With SARS still fresh in public memory, it’s reassuring to have COVID resistance helmed by a man widely reported to have said, “The truth is as important as real medicine.” Beijing knows that choosing someone with a history of going against it to front official investigations is an easy way to gain public trust.

SARS was a useful test run. “China is definitely using the template learned during SARS, a template that was largely based on Zhong’s work,” says Professor Thomas Abraham of the University of Hong Kong, author of Twenty-First Century Plague: The Story of SARS.

Zhong has insisted the government be transparent. He advises in a paper he co-authored in 2006 that during an epidemic, “the public needs to know the truth; concealing what happens may lead to a panic rather than to social stability.” It’s certainly possible that working with a man as respected as Zhong may force an atmosphere of honesty in the top echelons of Beijing. He has pointed out in interviews how the central government issued swift discipline against officials withholding new information.

His endorsement implies that Beijing has learned the lessons of SARS — despite the CDC having played down the risk of person-to-person transmission in a state media broadcast on January 15, while an internal memo said health officials “must prepare for and respond to a pandemic.”

Although he’s stated Wuhan officials should take the blame for covering the scale of the outbreak early on, he insists China’s figures are now open and transparent. He gives short shrift to those who believe China’s current low infection figures are due to withheld information.

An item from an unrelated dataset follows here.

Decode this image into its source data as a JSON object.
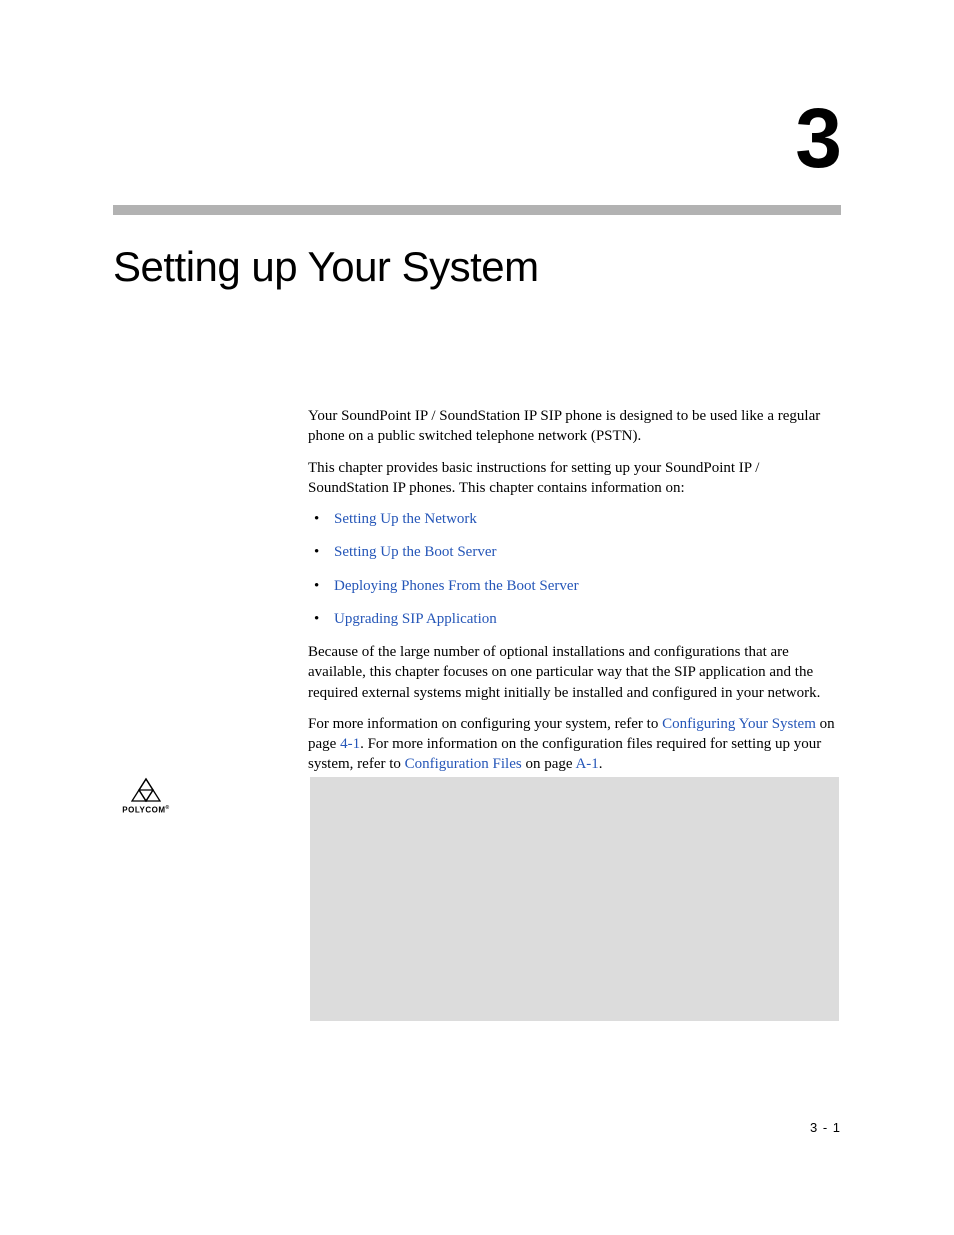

Some Chinese citizens only listen to new statistics or health advice if it comes from Zhong Nanshan. Although other Chinese medics have borne the brunt of research this time around, Zhong is the one most bombarded with press requests for interviews about the situation, clearing up misunderstandings or worried netizen queries.

It’s because he’s universally loved as a selfless and dutiful medic. While many were taking a  precious annual holiday and traveling home for the Spring Festival, the old man was shuttling between Wuhan and Beijing during government investigations, at one point squeezing into the dining car of a train to Wuhan (flights were fully booked during this overflowing travel period). This left little time for sleep, leading to a photo op that went viral:

Although his predictions of China being able to quickly control the virus haven’t aged well, some of his other insights show he has his eye on the ball. Although China had closed its borders, Zhong stated in an April Tencent Q&A that “as long as there is communication between China and the outside world, there is a chance that imported cases will infect people inside China. This risk is always present and cannot be avoided.” The recent, sudden resurgence of a small COVID-19 cluster in Beijing backs this up.

In his 2006 paper, he adhered to wider advice in the medical community by warning that “wildlife markets represent a dangerous source of possible new infections” and that “if no action is taken to control wildlife markets, the SARS-CoV organism may develop into an epidemic strain.” The emergence of SARS-CoV-2 (the strain of virus responsible for the current pandemic) proves him right again. Although Zhong has called for an end to the wildlife trade, he has avoided directly criticizing the government for not learning this particular SARS lesson.

His track record of integrity, combined with every appearance of having lived an extremely healthy life, earned him a place as one of the faces for this year’s International Day Against Drug Abuse and Illicit Trafficking. As of June 18, a hashtag about Zhong being featured in an anti-drug publicity video has been accessed on Weibo 2.06 billion times.

Like Valery Legasov in the Chernobyl nuclear disaster, Zhong Nanshan is what every crisis needs — a figure who fights for truth, and is trusted by the people.

Chinese Lives is a weekly series. Previously:

The legendary surgeon: Hua Tuo, master of acupuncture and anesthesia